  • The algorithm may require problem-specific knowledge to select appropriate parameter values and linkage functions.

Heuristics #

Population Size and Offspring Size #

  • The population size should be large enough to maintain diversity and explore the search space effectively, typically ranging from 50 to 1000 individuals, depending on the problem complexity.
  • The offspring size should be a fraction of the population size, often between 10% and 50%, to balance exploration and exploitation.

Linkage Function Selection #

  • Mutual information and the chi-square statistic are commonly used linkage functions that capture the non-linear dependencies between variables.
  • The choice of the linkage function should be based on the characteristics of the problem and the types of variable interactions expected.

Mixing Operator Configuration #

  • The Gene-Pool Optimal Mixing (GPOM) operator is a popular choice for the LTGA, as it effectively mixes the genetic material of promising partial solutions.
  • The number of nodes selected for mixing should be a balance between preserving good building blocks and introducing sufficient diversity, typically ranging from 10% to 50% of the linkage tree nodes.
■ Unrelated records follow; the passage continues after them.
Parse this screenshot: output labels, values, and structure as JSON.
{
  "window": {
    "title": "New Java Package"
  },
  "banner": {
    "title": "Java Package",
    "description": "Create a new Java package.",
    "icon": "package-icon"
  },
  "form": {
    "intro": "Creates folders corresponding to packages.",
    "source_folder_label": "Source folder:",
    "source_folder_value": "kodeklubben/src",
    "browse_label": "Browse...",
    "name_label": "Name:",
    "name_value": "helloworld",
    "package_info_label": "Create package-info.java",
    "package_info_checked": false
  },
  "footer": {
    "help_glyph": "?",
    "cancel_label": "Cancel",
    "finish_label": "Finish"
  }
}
Mutation Rate #

  • The mutation rate should be set low enough to preserve the good solutions found by the algorithm but high enough to introduce diversity and prevent premature convergence.
  • A mutation rate between 1/N and 1/√N, where N is the problem size (number of variables), is often a good starting point.

Termination Criteria #

  • The maximum number of generations should be set based on the available computational resources and the desired solution quality, typically ranging from 100 to 10,000 generations.
  • Convergence can be detected when the best fitness value or the population diversity does not improve significantly over a fixed number of generations (e.g., 50-100 generations).